Starting with political contexts found in the competing songs and finishing with the country votes, every year has had some controversy in it.
Things have gotten pretty serious. The most notable incident happened in 1974, when the Portuguese entry was used as a coded radio message aimed for the rebel military officers to start the Carnation Revolution that brought Portugal from dictatorship to democracy. Eurovision can potentially change your government system, dare to try?
There are also some local cases. It happens often when a country refuses to broadcast the performance of another country because of political reasons. Remember when Turkey canceled the broadcast of the Cypriot entry, and Lebanon didn’t broadcast the Israeli entry? Yes, there are way too many memories in this category.
Another widespread use of the contest as a propaganda platform includes the flags. And only last year (just imagine, only last year!!!) the European Broadcasting Union issued, then retracted, a list of supposedly controversial flags (including those of the Basque country, Crimea, and Wales). Here, you can’t even blame the organizers, there is almost no way to control political messaging and NOT become a political contest at the same time, not anymore.
This year is not an exception in terms of controversy, starring the host country, Ukraine, and it’s political opponent Russia. Let’s admit that this is only the second episode of the same show. This political karaoke battle between the two countries started last year with Jamala’s winning song. But Russia was not going to back off: Russia was going to present “something big” for the next year.
We’re sure that you have already heard about this year’s biggest Eurovision scandal. Articles, opinions, announcements are everywhere, in your newsfeed, as well. In brief, this year’s Russian participant Yulia Samoilova took part in a concert in Crimea without Kiev’s “permission,” making her “guilty” under Ukrainian law for illegally crossing its border.
A lot of discussions and opinions have been spoken up, but there is still no final decision known to us. As an alternative, EBU suggested Russia holds a live performance from Russia (pretty ridiculous!), which was declined by both Russia and Ukraine. Honestly, even the essence of this offer shows how much EBU can’t control its own contest and how it doesn’t mind politics-inspired attacks against Russia within the framework of Eurovision. A live performance from Russia is in no way fair or appropriate for ANY country.
Later on, EBU put its “heavy artillery” into action, warning Ukraine’s National Public Broadcasting Company to be excluded from the future EBU events. Too bad even this didn’t bring the desired result.
Will there be a happy ending or not, nobody knows, but this incident must serve as another red flag for EBU to pay more serious and close attention to its control mechanisms.

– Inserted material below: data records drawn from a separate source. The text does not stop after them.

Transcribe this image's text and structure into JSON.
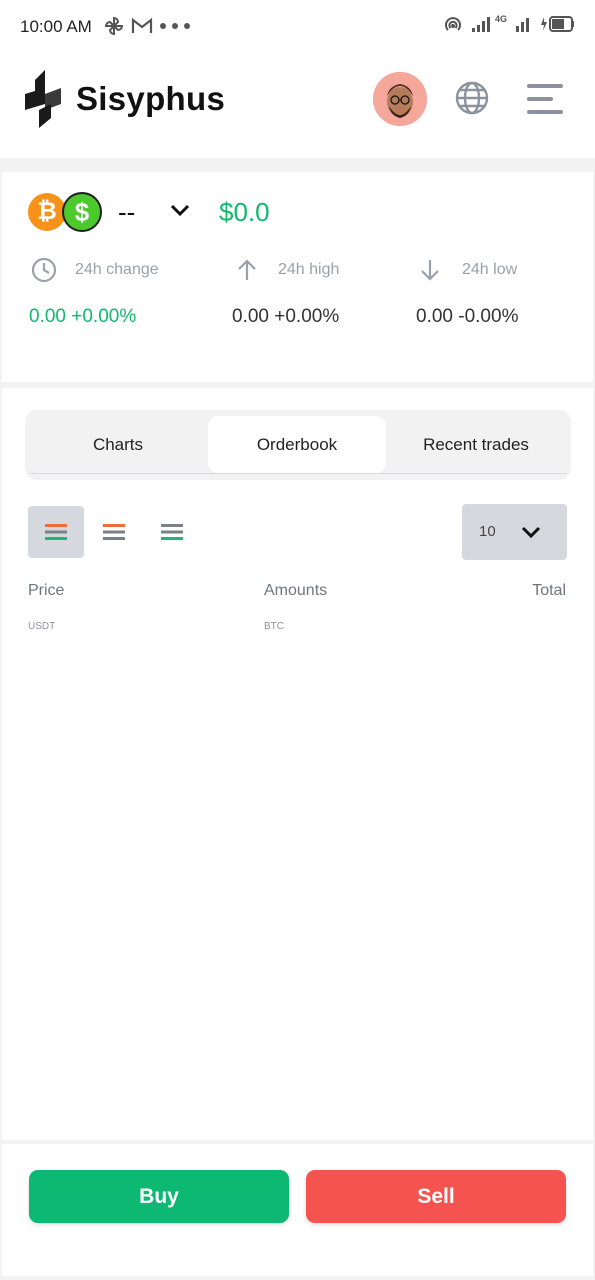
{
  "status_bar": {
    "time": "10:00 AM",
    "network": "4G"
  },
  "header": {
    "brand": "Sisyphus"
  },
  "ticker": {
    "pair": "--",
    "price": "$0.0",
    "stats": [
      {
        "label": "24h change",
        "value": "0.00 +0.00%",
        "icon": "clock-icon"
      },
      {
        "label": "24h high",
        "value": "0.00 +0.00%",
        "icon": "arrow-up-icon"
      },
      {
        "label": "24h low",
        "value": "0.00 -0.00%",
        "icon": "arrow-down-icon"
      }
    ]
  },
  "tabs": [
    {
      "label": "Charts",
      "active": false
    },
    {
      "label": "Orderbook",
      "active": true
    },
    {
      "label": "Recent trades",
      "active": false
    }
  ],
  "orderbook": {
    "depth": "10",
    "columns": [
      {
        "label": "Price",
        "unit": "USDT"
      },
      {
        "label": "Amounts",
        "unit": "BTC"
      },
      {
        "label": "Total",
        "unit": ""
      }
    ]
  },
  "actions": {
    "buy": "Buy",
    "sell": "Sell"
  },
  "colors": {
    "accent_green": "#0db873",
    "accent_red": "#f5534f",
    "text_muted": "#9aa1ab"
  }
}
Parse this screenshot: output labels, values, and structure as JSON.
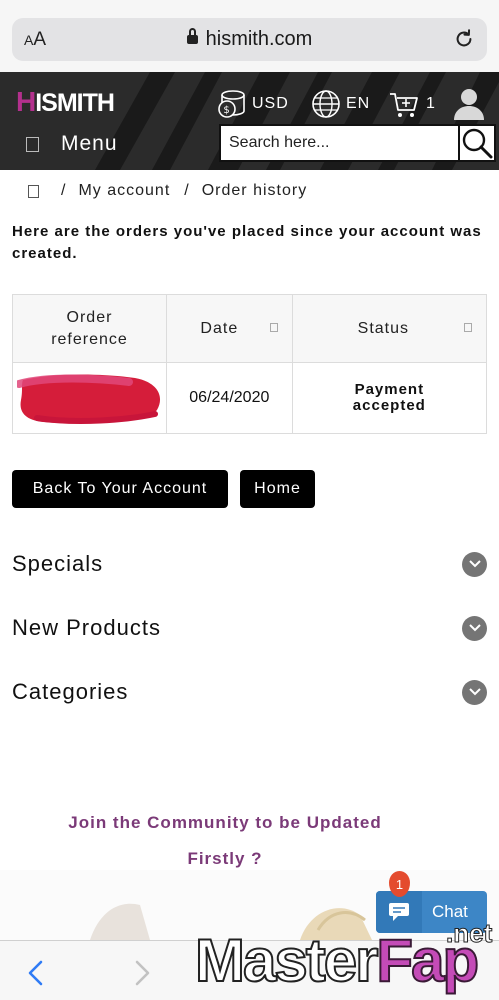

We are never short of politics in our life, so please, leave Eurovision out of it. It’s one of the most entertaining music contests out there, let it remain that way.
Thanks in advance.